# [Task to carry out]
Keep each entry exactly as written when you repeat it, and skip the images.
### Task input
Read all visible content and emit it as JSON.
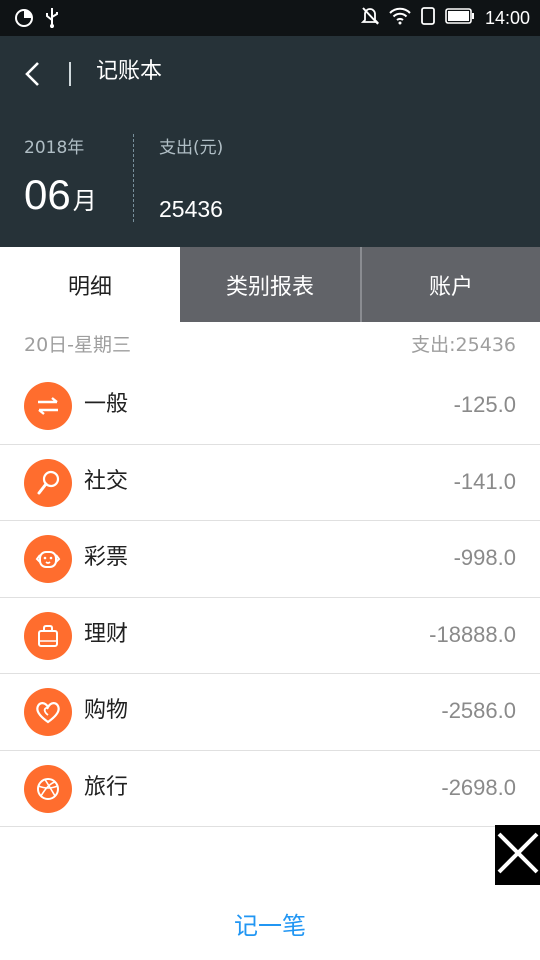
{
  "status_bar": {
    "time": "14:00",
    "icons": [
      "pie-icon",
      "usb-icon",
      "mute-icon",
      "wifi-icon",
      "sim-icon",
      "battery-icon"
    ]
  },
  "header": {
    "title": "记账本",
    "back_icon": "chevron-left-icon",
    "year": "2018年",
    "month": "06",
    "month_suffix": "月",
    "expense_label": "支出(元)",
    "expense_value": "25436"
  },
  "tabs": [
    {
      "label": "明细",
      "selected": true
    },
    {
      "label": "类别报表",
      "selected": false
    },
    {
      "label": "账户",
      "selected": false
    }
  ],
  "day": {
    "label": "20日-星期三",
    "total": "支出:25436"
  },
  "entries": [
    {
      "name": "一般",
      "amount": "-125.0",
      "icon": "transfer-icon"
    },
    {
      "name": "社交",
      "amount": "-141.0",
      "icon": "microphone-icon"
    },
    {
      "name": "彩票",
      "amount": "-998.0",
      "icon": "dog-face-icon"
    },
    {
      "name": "理财",
      "amount": "-18888.0",
      "icon": "bag-icon"
    },
    {
      "name": "购物",
      "amount": "-2586.0",
      "icon": "heart-icon"
    },
    {
      "name": "旅行",
      "amount": "-2698.0",
      "icon": "basketball-icon"
    }
  ],
  "overlay": {
    "icon": "close-icon"
  },
  "bottom": {
    "record_label": "记一笔"
  },
  "colors": {
    "header_bg": "#263238",
    "status_bg": "#0f1315",
    "accent_orange": "#ff6d2e",
    "tab_inactive_bg": "#616368",
    "link_blue": "#2196f3"
  }
}
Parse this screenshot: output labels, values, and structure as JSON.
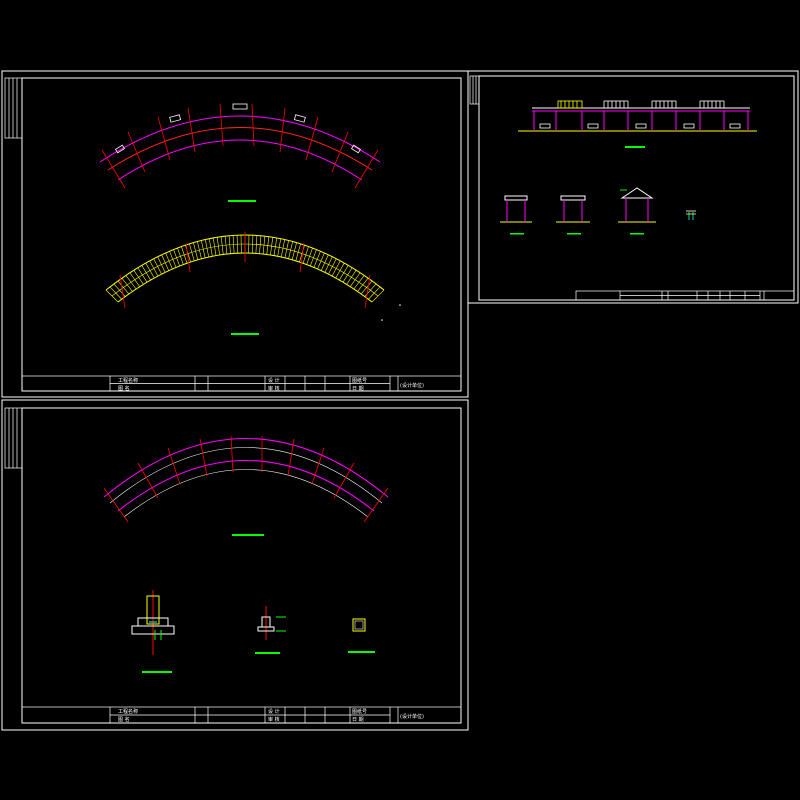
{
  "colors": {
    "background": "#000000",
    "frame": "#ffffff",
    "pergola_outline": "#ff00ff",
    "axis": "#ff0000",
    "timber": "#ffff00",
    "label_bar": "#00ff00",
    "accent_cyan": "#00ffff"
  },
  "sheets": [
    {
      "name": "sheet-plan-top",
      "label": "pergola-plan-sheet"
    },
    {
      "name": "sheet-elevation",
      "label": "pergola-elevation-sheet"
    },
    {
      "name": "sheet-foundation",
      "label": "pergola-foundation-sheet"
    }
  ],
  "title_block": {
    "project_label": "工程名称",
    "drawing_label": "图 名",
    "design_label": "设 计",
    "check_label": "审 核",
    "drawing_no_label": "图纸号",
    "date_label": "日 期",
    "company_label": "(设计单位)"
  },
  "icons": [
    "column-icon",
    "beam-icon",
    "axis-line-icon"
  ]
}
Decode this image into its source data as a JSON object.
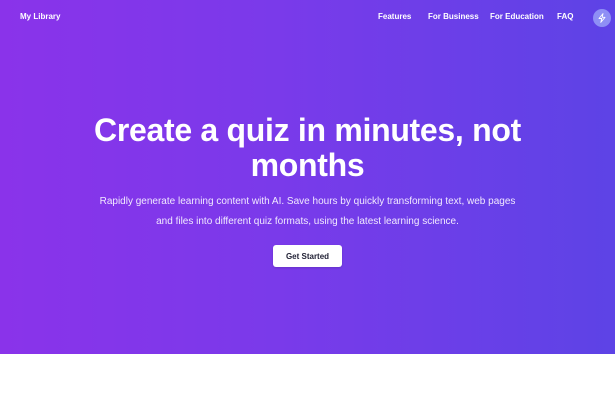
{
  "nav": {
    "brand": "My Library",
    "links": [
      "Features",
      "For Business",
      "For Education",
      "FAQ"
    ],
    "action_icon": "lightning-icon"
  },
  "hero": {
    "headline_lines": [
      "Create a quiz in minutes, not",
      "months"
    ],
    "subtext_lines": [
      "Rapidly generate learning content with AI. Save hours by quickly transforming text, web pages",
      "and files into different quiz formats, using the latest learning science."
    ],
    "cta_label": "Get Started"
  },
  "colors": {
    "gradient_start": "#8a33ea",
    "gradient_end": "#5d43e6",
    "icon_button": "#8e8ff5",
    "cta_background": "#ffffff",
    "cta_text": "#1f1f33"
  }
}
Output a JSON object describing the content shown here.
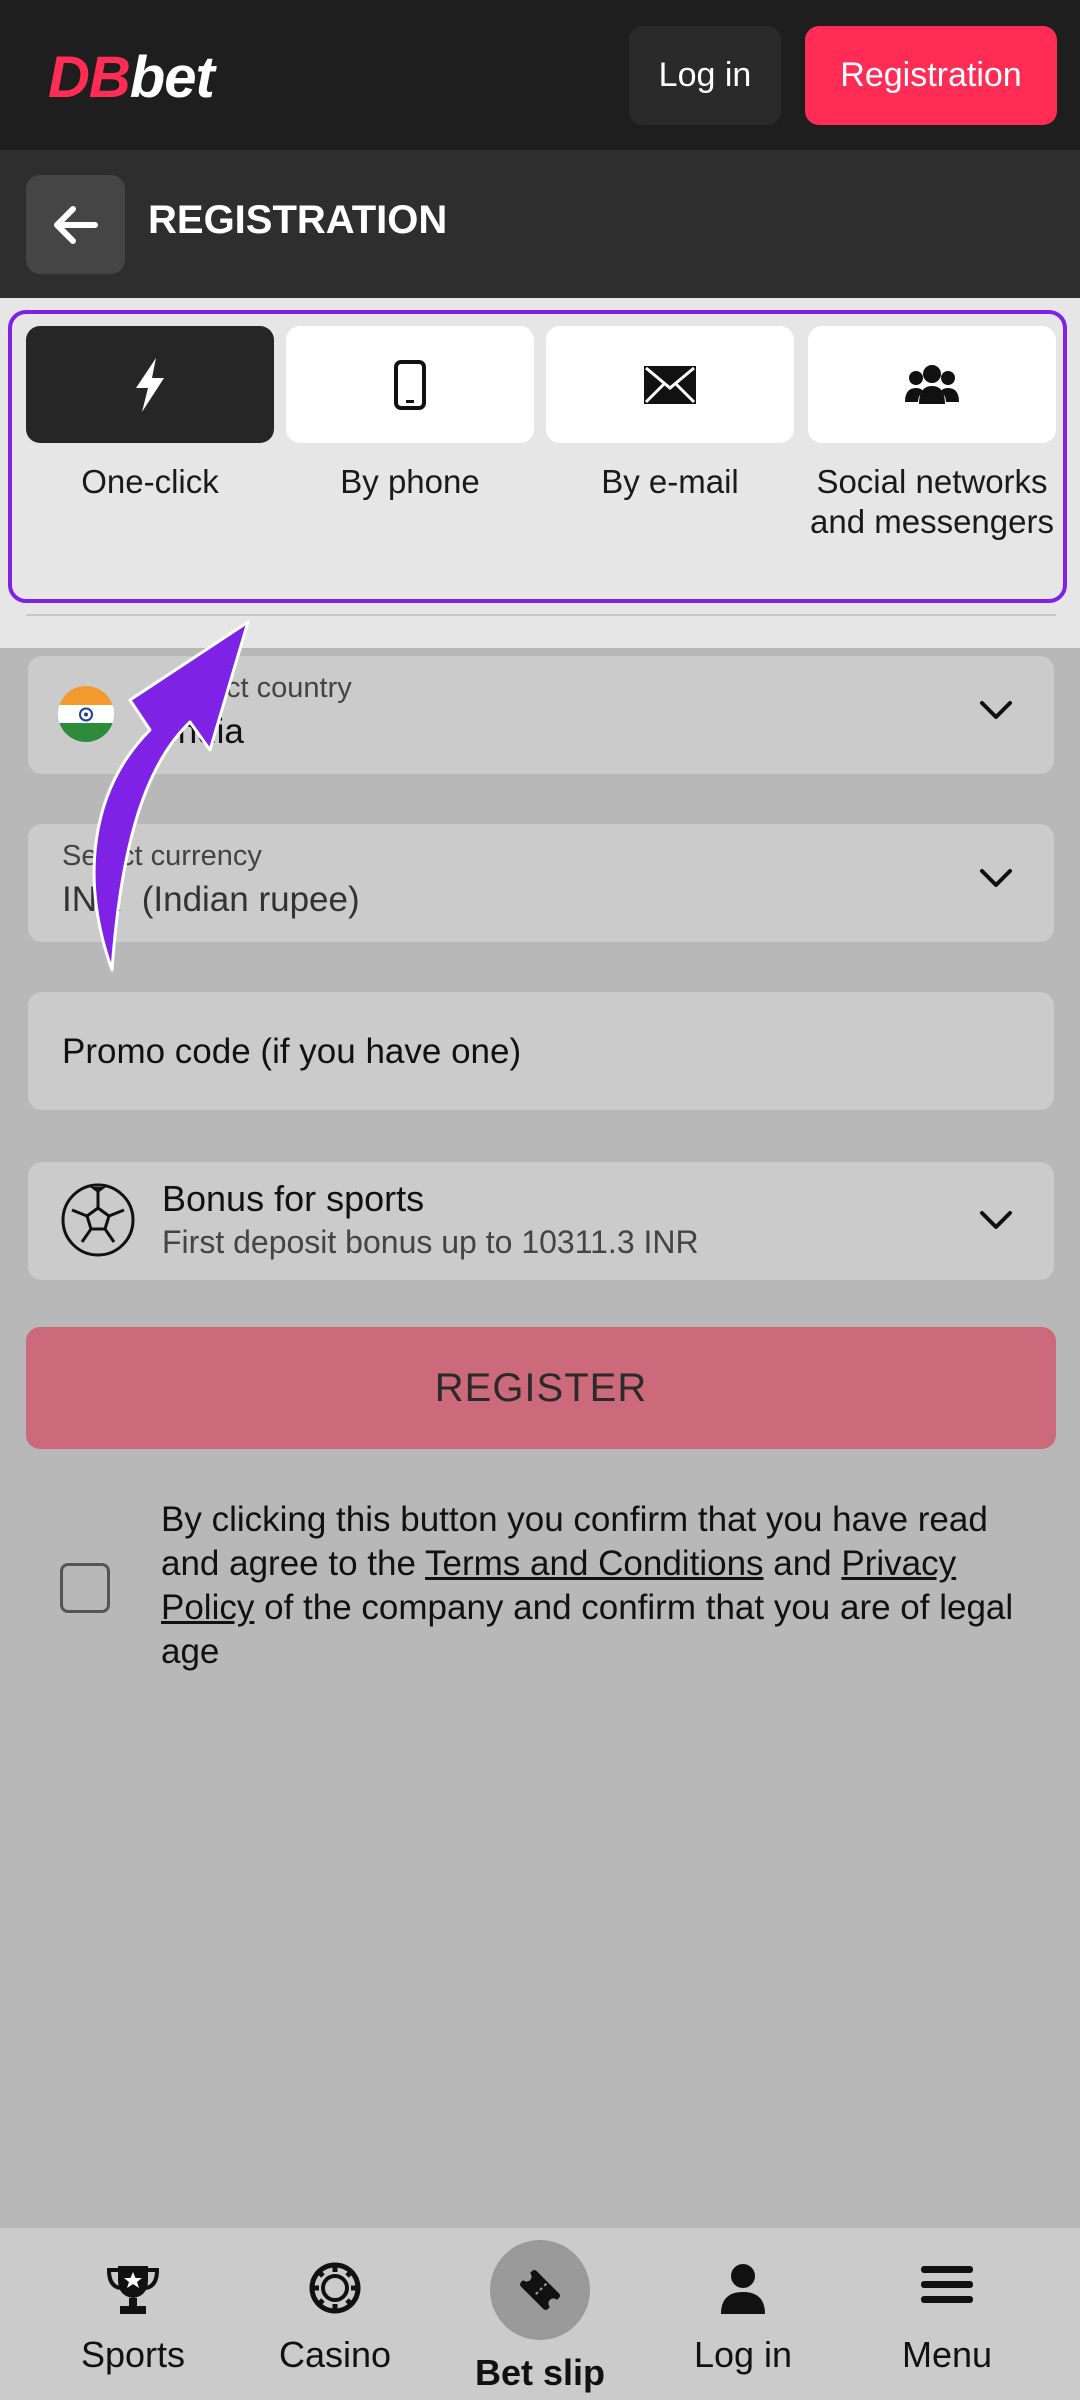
{
  "header": {
    "logo_db": "DB",
    "logo_bet": "bet",
    "login_label": "Log in",
    "registration_label": "Registration"
  },
  "subheader": {
    "title": "REGISTRATION",
    "back_icon": "arrow-left-icon"
  },
  "tabs": [
    {
      "label": "One-click",
      "icon": "lightning-icon",
      "active": true
    },
    {
      "label": "By phone",
      "icon": "phone-icon",
      "active": false
    },
    {
      "label": "By e-mail",
      "icon": "envelope-icon",
      "active": false
    },
    {
      "label": "Social networks and messengers",
      "icon": "users-icon",
      "active": false
    }
  ],
  "form": {
    "country": {
      "label": "Select country",
      "value": "India"
    },
    "currency": {
      "label": "Select currency",
      "value": "INR  (Indian rupee)"
    },
    "promo_placeholder": "Promo code (if you have one)",
    "bonus": {
      "title": "Bonus for sports",
      "subtitle": "First deposit bonus up to 10311.3 INR"
    },
    "register_label": "REGISTER",
    "terms": {
      "part1": "By clicking this button you confirm that you have read and agree to the ",
      "terms_link": "Terms and Conditions",
      "part2": " and ",
      "privacy_link": "Privacy Policy",
      "part3": " of the company and confirm that you are of legal age"
    }
  },
  "bottom_nav": [
    {
      "label": "Sports",
      "icon": "trophy-icon"
    },
    {
      "label": "Casino",
      "icon": "casino-chip-icon"
    },
    {
      "label": "Bet slip",
      "icon": "ticket-icon"
    },
    {
      "label": "Log in",
      "icon": "user-icon"
    },
    {
      "label": "Menu",
      "icon": "hamburger-icon"
    }
  ],
  "colors": {
    "brand": "#ff2d55",
    "highlight": "#7e22e6",
    "register_bg": "#cc6a7b"
  }
}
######
# [Solution to this exercise]
Read all visible content and emit it as JSON.
{
  "status_bar": {
    "time": "14:00",
    "icons": [
      "pie-icon",
      "usb-icon",
      "mute-icon",
      "wifi-icon",
      "sim-icon",
      "battery-icon"
    ]
  },
  "header": {
    "title": "记账本",
    "back_icon": "chevron-left-icon",
    "year": "2018年",
    "month": "06",
    "month_suffix": "月",
    "expense_label": "支出(元)",
    "expense_value": "25436"
  },
  "tabs": [
    {
      "label": "明细",
      "selected": true
    },
    {
      "label": "类别报表",
      "selected": false
    },
    {
      "label": "账户",
      "selected": false
    }
  ],
  "day": {
    "label": "20日-星期三",
    "total": "支出:25436"
  },
  "entries": [
    {
      "name": "一般",
      "amount": "-125.0",
      "icon": "transfer-icon"
    },
    {
      "name": "社交",
      "amount": "-141.0",
      "icon": "microphone-icon"
    },
    {
      "name": "彩票",
      "amount": "-998.0",
      "icon": "dog-face-icon"
    },
    {
      "name": "理财",
      "amount": "-18888.0",
      "icon": "bag-icon"
    },
    {
      "name": "购物",
      "amount": "-2586.0",
      "icon": "heart-icon"
    },
    {
      "name": "旅行",
      "amount": "-2698.0",
      "icon": "basketball-icon"
    }
  ],
  "overlay": {
    "icon": "close-icon"
  },
  "bottom": {
    "record_label": "记一笔"
  },
  "colors": {
    "header_bg": "#263238",
    "status_bg": "#0f1315",
    "accent_orange": "#ff6d2e",
    "tab_inactive_bg": "#616368",
    "link_blue": "#2196f3"
  }
}
Parse this screenshot: output labels, values, and structure as JSON.
{
  "colors": {
    "background": "#000000",
    "frame": "#ffffff",
    "pergola_outline": "#ff00ff",
    "axis": "#ff0000",
    "timber": "#ffff00",
    "label_bar": "#00ff00",
    "accent_cyan": "#00ffff"
  },
  "sheets": [
    {
      "name": "sheet-plan-top",
      "label": "pergola-plan-sheet"
    },
    {
      "name": "sheet-elevation",
      "label": "pergola-elevation-sheet"
    },
    {
      "name": "sheet-foundation",
      "label": "pergola-foundation-sheet"
    }
  ],
  "title_block": {
    "project_label": "工程名称",
    "drawing_label": "图 名",
    "design_label": "设 计",
    "check_label": "审 核",
    "drawing_no_label": "图纸号",
    "date_label": "日 期",
    "company_label": "(设计单位)"
  },
  "icons": [
    "column-icon",
    "beam-icon",
    "axis-line-icon"
  ]
}
Decode this image into its source data as a JSON object.
{
  "nav": {
    "brand": "My Library",
    "links": [
      "Features",
      "For Business",
      "For Education",
      "FAQ"
    ],
    "action_icon": "lightning-icon"
  },
  "hero": {
    "headline_lines": [
      "Create a quiz in minutes, not",
      "months"
    ],
    "subtext_lines": [
      "Rapidly generate learning content with AI. Save hours by quickly transforming text, web pages",
      "and files into different quiz formats, using the latest learning science."
    ],
    "cta_label": "Get Started"
  },
  "colors": {
    "gradient_start": "#8a33ea",
    "gradient_end": "#5d43e6",
    "icon_button": "#8e8ff5",
    "cta_background": "#ffffff",
    "cta_text": "#1f1f33"
  }
}
Output a JSON object describing the content shown here.
{
  "header": {
    "logo_db": "DB",
    "logo_bet": "bet",
    "login_label": "Log in",
    "registration_label": "Registration"
  },
  "subheader": {
    "title": "REGISTRATION",
    "back_icon": "arrow-left-icon"
  },
  "tabs": [
    {
      "label": "One-click",
      "icon": "lightning-icon",
      "active": true
    },
    {
      "label": "By phone",
      "icon": "phone-icon",
      "active": false
    },
    {
      "label": "By e-mail",
      "icon": "envelope-icon",
      "active": false
    },
    {
      "label": "Social networks and messengers",
      "icon": "users-icon",
      "active": false
    }
  ],
  "form": {
    "country": {
      "label": "Select country",
      "value": "India"
    },
    "currency": {
      "label": "Select currency",
      "value": "INR  (Indian rupee)"
    },
    "promo_placeholder": "Promo code (if you have one)",
    "bonus": {
      "title": "Bonus for sports",
      "subtitle": "First deposit bonus up to 10311.3 INR"
    },
    "register_label": "REGISTER",
    "terms": {
      "part1": "By clicking this button you confirm that you have read and agree to the ",
      "terms_link": "Terms and Conditions",
      "part2": " and ",
      "privacy_link": "Privacy Policy",
      "part3": " of the company and confirm that you are of legal age"
    }
  },
  "bottom_nav": [
    {
      "label": "Sports",
      "icon": "trophy-icon"
    },
    {
      "label": "Casino",
      "icon": "casino-chip-icon"
    },
    {
      "label": "Bet slip",
      "icon": "ticket-icon"
    },
    {
      "label": "Log in",
      "icon": "user-icon"
    },
    {
      "label": "Menu",
      "icon": "hamburger-icon"
    }
  ],
  "colors": {
    "brand": "#ff2d55",
    "highlight": "#7e22e6",
    "register_bg": "#cc6a7b"
  }
}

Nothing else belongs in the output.